### Excerpts from an interface dataset
────

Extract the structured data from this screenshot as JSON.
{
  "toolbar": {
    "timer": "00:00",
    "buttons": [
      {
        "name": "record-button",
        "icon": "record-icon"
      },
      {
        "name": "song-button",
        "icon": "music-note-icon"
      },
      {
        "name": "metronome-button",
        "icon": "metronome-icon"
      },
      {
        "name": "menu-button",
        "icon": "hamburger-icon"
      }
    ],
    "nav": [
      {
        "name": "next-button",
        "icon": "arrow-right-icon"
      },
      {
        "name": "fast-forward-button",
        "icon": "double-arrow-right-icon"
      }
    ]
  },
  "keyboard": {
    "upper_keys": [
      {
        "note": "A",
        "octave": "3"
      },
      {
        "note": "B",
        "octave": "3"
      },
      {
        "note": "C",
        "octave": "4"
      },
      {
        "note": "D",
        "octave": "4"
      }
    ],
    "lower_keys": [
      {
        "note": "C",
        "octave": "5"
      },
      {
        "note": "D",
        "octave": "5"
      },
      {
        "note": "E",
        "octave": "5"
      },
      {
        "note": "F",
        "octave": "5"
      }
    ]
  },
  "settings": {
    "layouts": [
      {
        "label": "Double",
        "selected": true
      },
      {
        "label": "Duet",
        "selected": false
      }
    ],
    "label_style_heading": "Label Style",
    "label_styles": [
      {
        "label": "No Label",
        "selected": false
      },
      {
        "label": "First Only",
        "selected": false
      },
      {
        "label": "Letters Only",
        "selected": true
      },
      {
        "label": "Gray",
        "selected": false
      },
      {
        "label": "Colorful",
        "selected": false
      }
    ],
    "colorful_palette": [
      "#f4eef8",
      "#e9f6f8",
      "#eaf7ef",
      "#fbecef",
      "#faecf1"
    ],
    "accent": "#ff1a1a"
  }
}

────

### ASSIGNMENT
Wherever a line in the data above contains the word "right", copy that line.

### TASK RESULT
        "icon": "arrow-right-icon"
        "icon": "double-arrow-right-icon"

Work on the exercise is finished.